→ **EXERCISE OBJECTIVE**: Check every line below for the string "encode", and copy the lines that contain it.

═══ PROVIDED DATA ═══

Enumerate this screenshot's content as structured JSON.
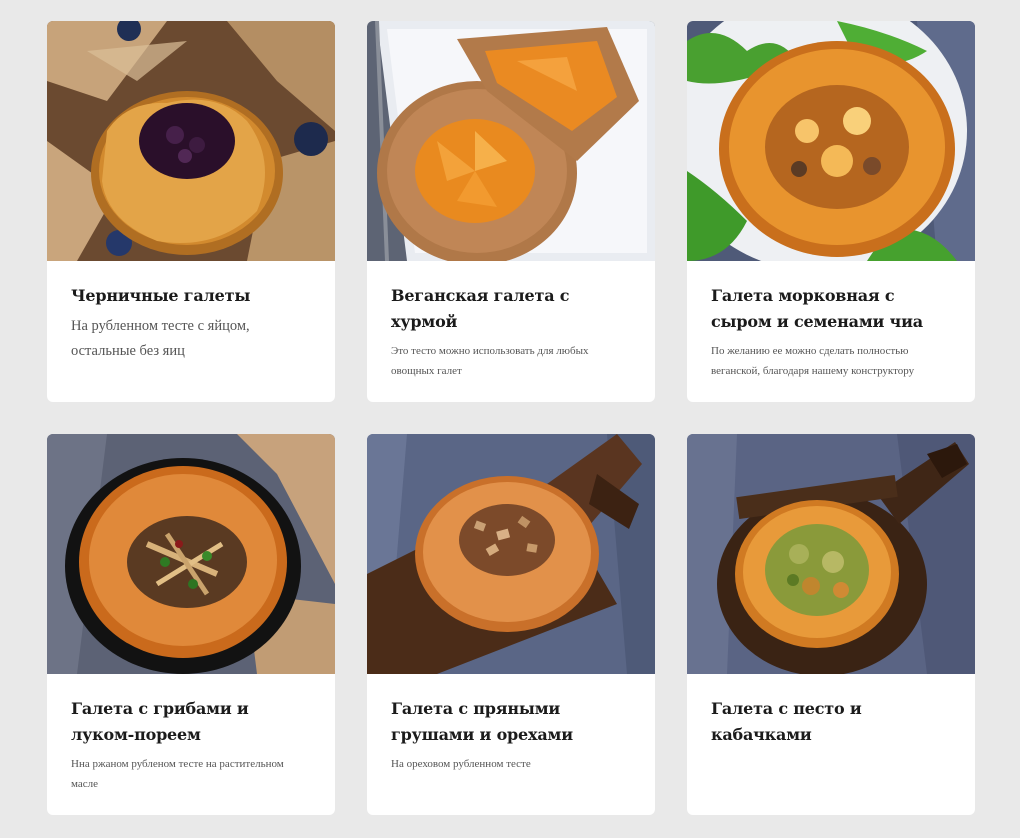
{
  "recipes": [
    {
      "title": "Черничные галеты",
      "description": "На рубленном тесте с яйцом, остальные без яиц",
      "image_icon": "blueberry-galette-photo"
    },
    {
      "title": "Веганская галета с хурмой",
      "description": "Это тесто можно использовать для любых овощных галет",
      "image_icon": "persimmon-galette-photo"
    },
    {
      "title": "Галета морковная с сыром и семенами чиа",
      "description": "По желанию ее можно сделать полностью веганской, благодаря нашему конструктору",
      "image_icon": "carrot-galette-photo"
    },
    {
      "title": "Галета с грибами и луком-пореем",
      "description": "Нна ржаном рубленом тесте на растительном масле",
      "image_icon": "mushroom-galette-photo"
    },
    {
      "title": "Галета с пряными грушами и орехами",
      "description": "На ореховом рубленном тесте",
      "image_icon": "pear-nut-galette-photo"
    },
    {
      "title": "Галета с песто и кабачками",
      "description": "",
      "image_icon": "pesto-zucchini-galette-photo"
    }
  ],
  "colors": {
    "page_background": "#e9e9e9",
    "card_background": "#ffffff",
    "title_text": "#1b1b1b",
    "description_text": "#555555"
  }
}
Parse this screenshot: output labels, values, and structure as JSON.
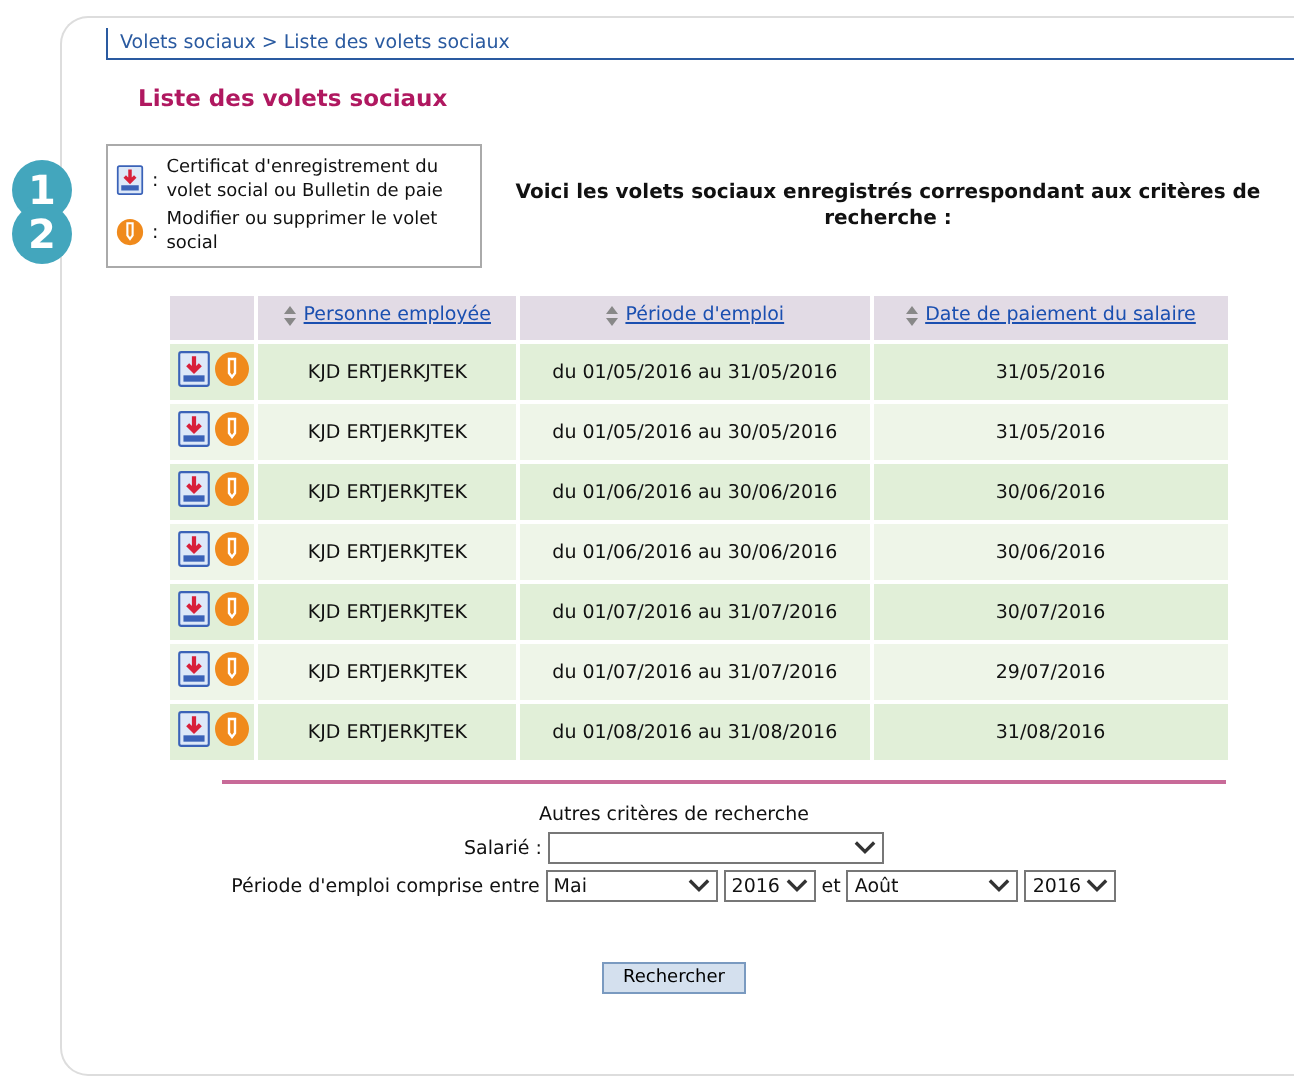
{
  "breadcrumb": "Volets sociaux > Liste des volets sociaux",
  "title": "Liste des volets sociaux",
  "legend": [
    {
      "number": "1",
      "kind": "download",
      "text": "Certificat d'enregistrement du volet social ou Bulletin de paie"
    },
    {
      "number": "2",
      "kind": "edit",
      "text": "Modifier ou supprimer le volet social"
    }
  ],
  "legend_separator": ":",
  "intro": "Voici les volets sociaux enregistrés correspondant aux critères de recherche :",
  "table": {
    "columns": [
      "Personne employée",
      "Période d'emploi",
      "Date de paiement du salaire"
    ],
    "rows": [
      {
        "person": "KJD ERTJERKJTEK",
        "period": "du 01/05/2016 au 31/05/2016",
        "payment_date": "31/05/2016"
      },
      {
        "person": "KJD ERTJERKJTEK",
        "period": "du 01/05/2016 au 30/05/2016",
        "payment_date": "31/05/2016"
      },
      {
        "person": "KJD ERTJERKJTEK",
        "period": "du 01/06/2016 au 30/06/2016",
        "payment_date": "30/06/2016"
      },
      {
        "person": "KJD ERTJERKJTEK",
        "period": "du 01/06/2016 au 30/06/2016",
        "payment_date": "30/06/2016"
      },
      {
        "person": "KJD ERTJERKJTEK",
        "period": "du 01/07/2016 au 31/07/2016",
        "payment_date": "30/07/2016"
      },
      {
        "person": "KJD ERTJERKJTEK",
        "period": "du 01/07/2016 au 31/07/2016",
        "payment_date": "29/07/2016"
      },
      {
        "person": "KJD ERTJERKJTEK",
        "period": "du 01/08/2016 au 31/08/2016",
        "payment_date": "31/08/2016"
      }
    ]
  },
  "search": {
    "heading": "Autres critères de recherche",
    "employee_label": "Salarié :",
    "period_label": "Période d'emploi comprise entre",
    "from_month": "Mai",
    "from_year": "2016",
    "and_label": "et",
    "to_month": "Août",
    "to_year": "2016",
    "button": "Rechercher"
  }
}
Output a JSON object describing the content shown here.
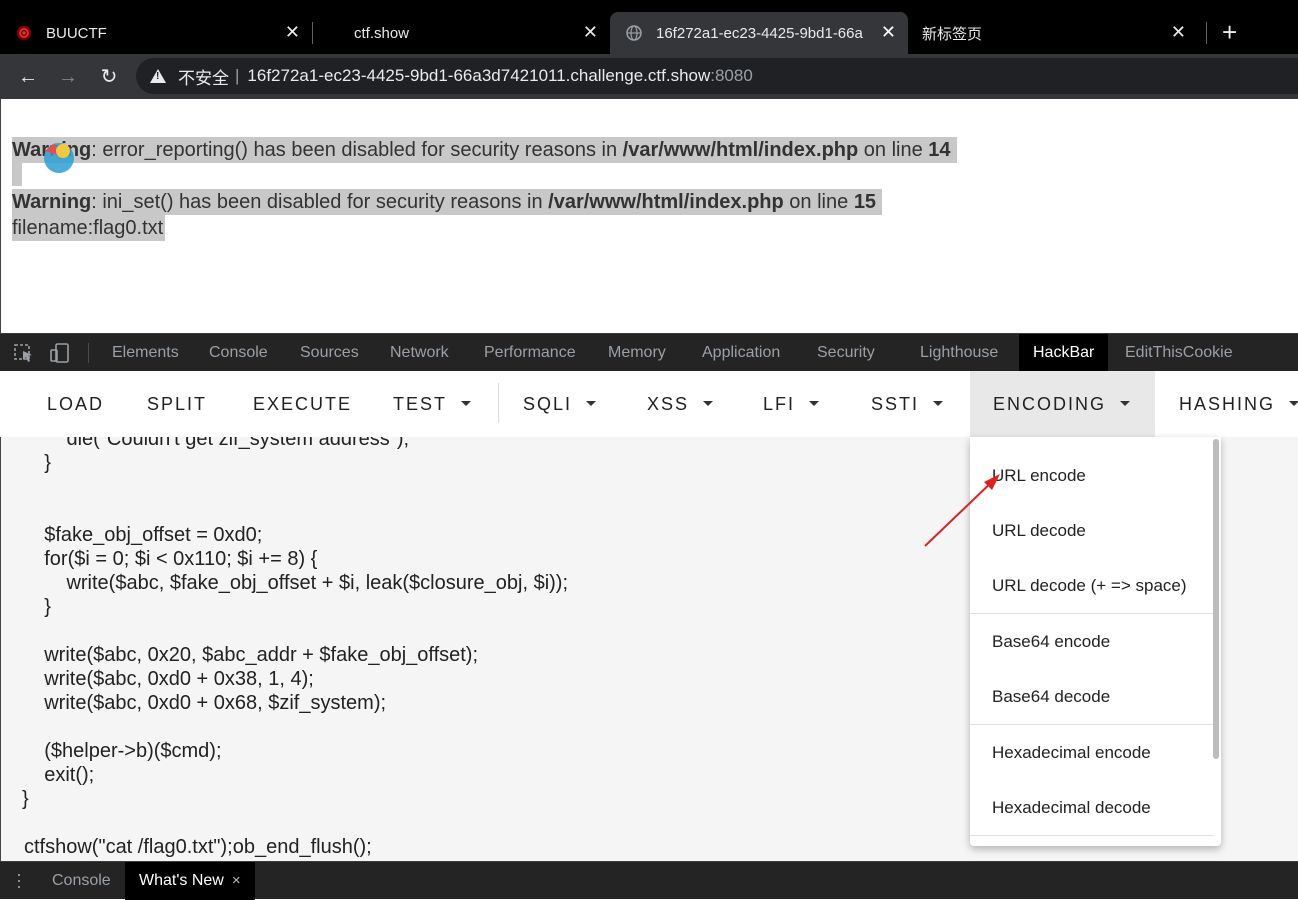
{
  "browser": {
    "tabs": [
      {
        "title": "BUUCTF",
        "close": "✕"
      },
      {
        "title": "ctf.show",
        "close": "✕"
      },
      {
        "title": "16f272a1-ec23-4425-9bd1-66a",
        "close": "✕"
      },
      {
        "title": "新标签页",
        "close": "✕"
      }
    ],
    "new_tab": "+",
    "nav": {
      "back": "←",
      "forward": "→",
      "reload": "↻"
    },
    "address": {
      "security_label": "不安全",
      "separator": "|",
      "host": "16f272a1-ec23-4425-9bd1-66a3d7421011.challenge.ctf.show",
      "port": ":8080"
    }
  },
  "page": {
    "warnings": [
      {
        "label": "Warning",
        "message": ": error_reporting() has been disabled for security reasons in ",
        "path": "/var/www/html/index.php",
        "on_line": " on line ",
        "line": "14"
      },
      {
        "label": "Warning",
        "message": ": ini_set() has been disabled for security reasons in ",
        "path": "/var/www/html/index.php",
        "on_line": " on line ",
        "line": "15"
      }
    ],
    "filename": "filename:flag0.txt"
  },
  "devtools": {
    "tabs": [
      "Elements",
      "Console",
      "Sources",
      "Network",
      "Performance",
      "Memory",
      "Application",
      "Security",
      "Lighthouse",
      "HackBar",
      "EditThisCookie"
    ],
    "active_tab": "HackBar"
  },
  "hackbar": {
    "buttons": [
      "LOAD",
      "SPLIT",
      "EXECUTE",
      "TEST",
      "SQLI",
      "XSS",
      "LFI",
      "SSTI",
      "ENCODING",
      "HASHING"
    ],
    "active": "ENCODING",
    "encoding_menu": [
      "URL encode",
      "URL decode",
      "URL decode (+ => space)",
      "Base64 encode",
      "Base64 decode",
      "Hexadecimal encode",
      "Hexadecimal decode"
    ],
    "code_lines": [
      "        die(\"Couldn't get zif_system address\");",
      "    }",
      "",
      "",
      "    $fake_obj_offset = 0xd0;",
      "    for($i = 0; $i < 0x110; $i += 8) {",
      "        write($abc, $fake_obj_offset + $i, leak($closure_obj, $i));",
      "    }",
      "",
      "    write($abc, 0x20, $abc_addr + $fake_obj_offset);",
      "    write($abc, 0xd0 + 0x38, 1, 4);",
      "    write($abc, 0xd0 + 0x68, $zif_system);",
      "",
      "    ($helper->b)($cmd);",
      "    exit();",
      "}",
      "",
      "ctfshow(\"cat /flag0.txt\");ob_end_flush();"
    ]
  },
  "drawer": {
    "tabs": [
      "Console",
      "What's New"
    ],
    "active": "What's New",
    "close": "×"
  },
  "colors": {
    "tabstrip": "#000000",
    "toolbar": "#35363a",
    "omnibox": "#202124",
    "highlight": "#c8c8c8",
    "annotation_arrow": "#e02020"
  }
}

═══

→ **COMPLETED EXERCISE**:
      "URL encode",
      "Base64 encode",
      "Hexadecimal encode",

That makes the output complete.